Cristina-Ioana Dragomir, author of Making the Immigrant Soldier: How Race, Ethnicity, Class, and Gender Intersect in the US Military, answers questions on her scholarly influences, discoveries, and reader takeaways from her new book.
Q: Why did you decide to write this book?
How one becomes a citizen of another community it is something that always fascinated me. Moreover, I find puzzling how does one become an American? And how does one decide to possibly give their life to serve and defend a country that is not theirs? How is this just? Are they treated justly by the society that they are defending? With these questions in mind, I approached the topic of immigrant soldiers in the American military, and I was very fortunate to meet here amazingly generous individuals who agreed to share with me their lives, and tell their life stories in this book.
Q: What is the most interesting discovery you made while researching and writing your book?
I was surprised to see how immigrants were both willing to become soldiers, and how they were interested and proud in keeping their identity. It revealed how complex and everchanging our identities are, how we can inhabit multiple identities at the same time. How we all navigate at times arduous social terrains, where our main identity is not accepted, and how we manage to adjust.
Q: What myths do you hope your book will dispel or what do you hope your book will help readers unlearn?
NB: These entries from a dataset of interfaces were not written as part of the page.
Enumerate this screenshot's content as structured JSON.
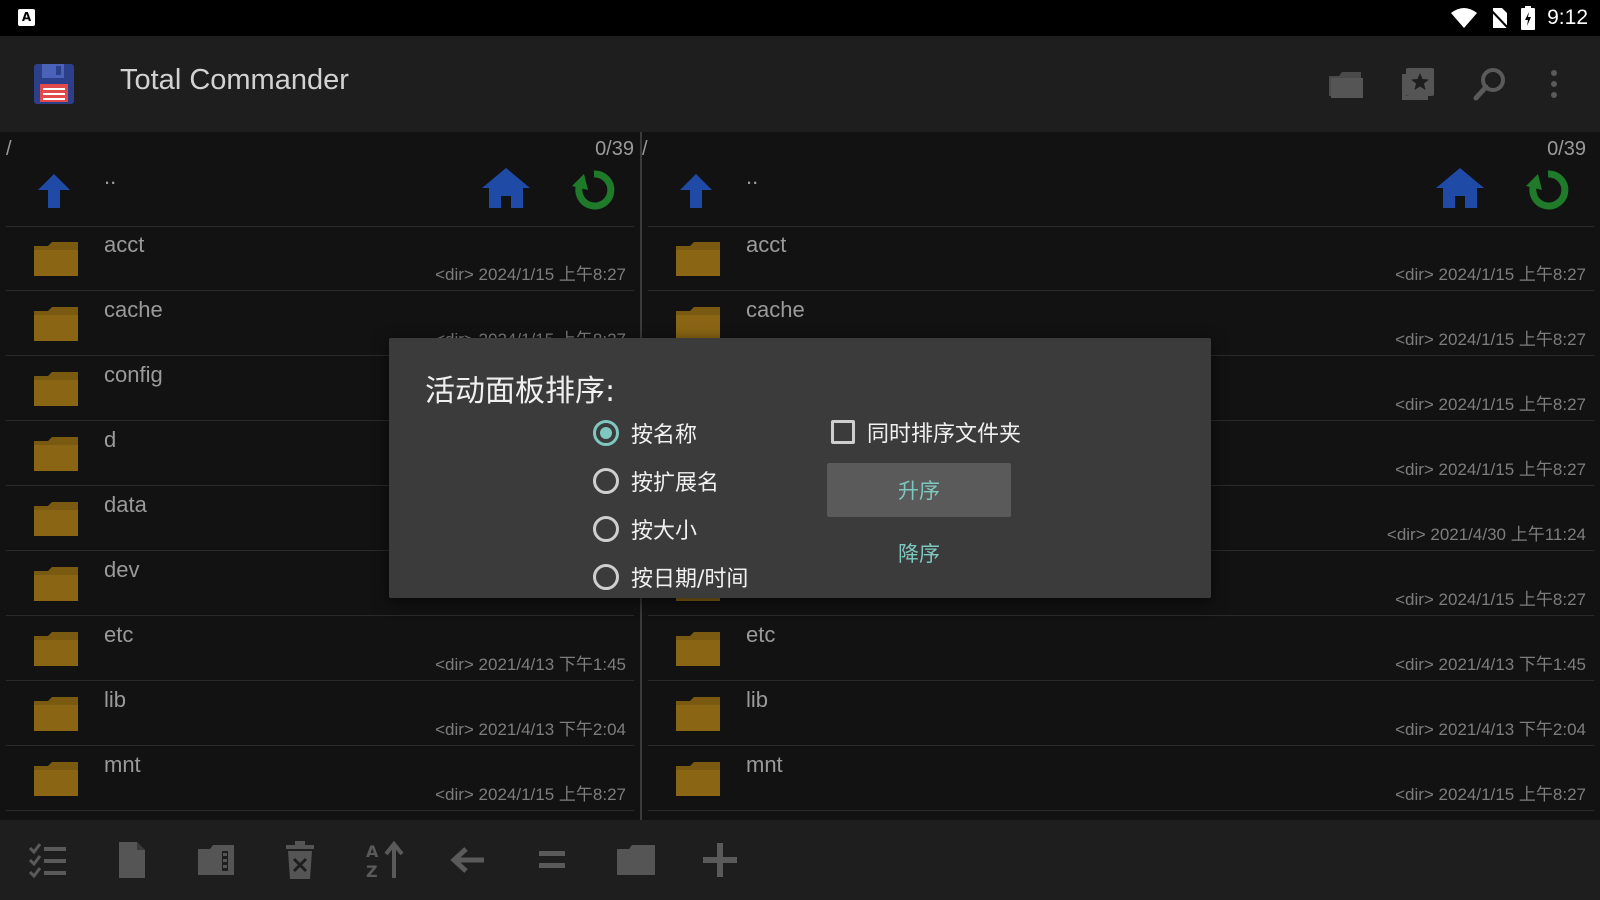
{
  "status_bar": {
    "time": "9:12",
    "notification_icon": "A"
  },
  "app_bar": {
    "title": "Total Commander",
    "actions": [
      "folder-icon",
      "bookmark-star-icon",
      "search-icon",
      "more-vert-icon"
    ]
  },
  "left_panel": {
    "path": "/",
    "count": "0/39",
    "parent_label": "..",
    "rows": [
      {
        "name": "acct",
        "meta": "<dir>  2024/1/15  上午8:27"
      },
      {
        "name": "cache",
        "meta": "<dir>  2024/1/15  上午8:27"
      },
      {
        "name": "config",
        "meta": ""
      },
      {
        "name": "d",
        "meta": ""
      },
      {
        "name": "data",
        "meta": ""
      },
      {
        "name": "dev",
        "meta": ""
      },
      {
        "name": "etc",
        "meta": "<dir>  2021/4/13  下午1:45"
      },
      {
        "name": "lib",
        "meta": "<dir>  2021/4/13  下午2:04"
      },
      {
        "name": "mnt",
        "meta": "<dir>  2024/1/15  上午8:27"
      }
    ]
  },
  "right_panel": {
    "path": "/",
    "count": "0/39",
    "parent_label": "..",
    "rows": [
      {
        "name": "acct",
        "meta": "<dir>  2024/1/15  上午8:27"
      },
      {
        "name": "cache",
        "meta": "<dir>  2024/1/15  上午8:27"
      },
      {
        "name": "",
        "meta": "<dir>  2024/1/15  上午8:27"
      },
      {
        "name": "",
        "meta": "<dir>  2024/1/15  上午8:27"
      },
      {
        "name": "",
        "meta": "<dir>  2021/4/30  上午11:24"
      },
      {
        "name": "",
        "meta": "<dir>  2024/1/15  上午8:27"
      },
      {
        "name": "etc",
        "meta": "<dir>  2021/4/13  下午1:45"
      },
      {
        "name": "lib",
        "meta": "<dir>  2021/4/13  下午2:04"
      },
      {
        "name": "mnt",
        "meta": "<dir>  2024/1/15  上午8:27"
      }
    ]
  },
  "dialog": {
    "title": "活动面板排序:",
    "options": [
      {
        "label": "按名称",
        "checked": true
      },
      {
        "label": "按扩展名",
        "checked": false
      },
      {
        "label": "按大小",
        "checked": false
      },
      {
        "label": "按日期/时间",
        "checked": false
      }
    ],
    "sort_folders_label": "同时排序文件夹",
    "sort_folders_checked": false,
    "ascending_label": "升序",
    "descending_label": "降序"
  },
  "toolbar": {
    "buttons": [
      "select-icon",
      "file-icon",
      "zip-icon",
      "delete-icon",
      "sort-icon",
      "back-icon",
      "equal-icon",
      "folder-icon",
      "add-icon"
    ]
  },
  "colors": {
    "accent": "#7ec8c0",
    "folder": "#7a5a10",
    "home": "#1f4aa6",
    "refresh": "#1f7a2a"
  }
}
Everyone, wherever they are in the world, long for justice. Long for being seen as a part of a community, and being treated with respect. One’s decision to enlist in the military is a personal, and complex decision, one that needs to be respected, honored, and supported by programs and policies. Especially in the case of immigrant soldiers, as they are a part of large community willing to do the hard work, possibly giving their lives to empower ours.
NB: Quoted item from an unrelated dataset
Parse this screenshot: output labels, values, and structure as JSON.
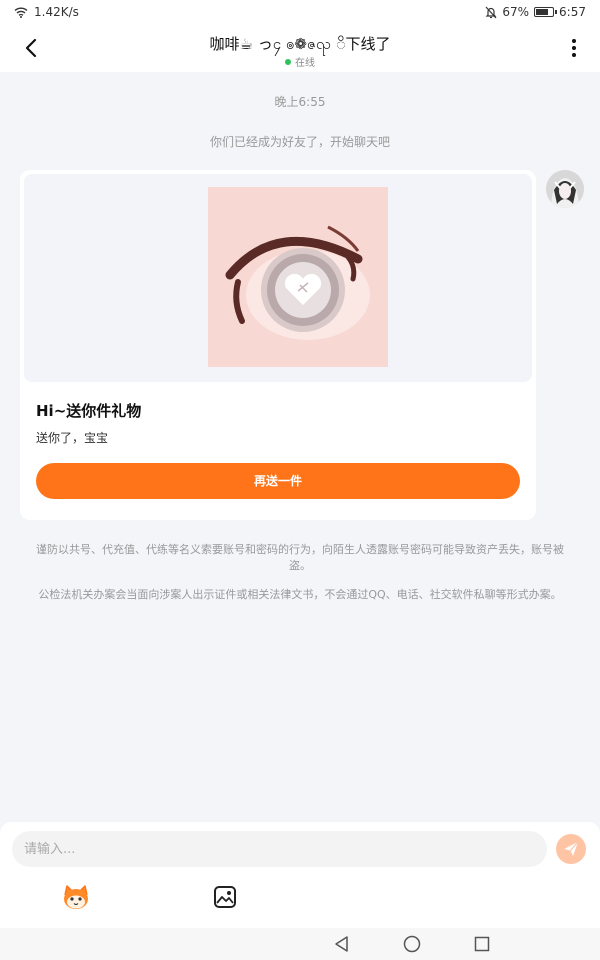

Q: Which part of the publishing process did you find the most interesting?
It was fascinating to see how reviewers reacted to reading the book. Their reaction said (of course) a lot about the book, but also about their scholarly views, and—more generally—where we are in the social sciences today. I also was thrilled to find alike minds, who have been supporting a more human approach to Social Sciences, one that empowered storytelling, who understand that sciences are also changing, and who are committed to addressing issues of social justice through in-depth accounts of people’s lives.
Q: What is your advice to scholars/authors who want to take on a similar project?
I hope more people will work on understanding migration, mobility, and movement. Our quest for justice can take numerous forms. We can work at the meta level, and on the ground. We can be activists, students, allies and scholars. And all of these at the same time. Justice for those who move around the world needs be always be on our mind. Because moving, migrating is a part of our human history, and is definitely a part of our future.
Q: What do you like to read/watch/or listen to for fun?
This is the most difficult question. I enjoy listening, watching, and reading classical murder mysteries. I love Hitchcock, Christie, and alike. And Eastern European and Indian contemporary music, literature and cinema—which is often intense, but could be fun!
Cristina-Ioana Dragomir is a clinical assistant professor in global liberal studies at New York University. She consults with the United Nations, Deutsche Gesellschaft für Internationale Zusammenarbeit (GIZ) and the International Organization for Migration. She is the author of Power on the Move: Adivasi and Roma Accessing Social Justice.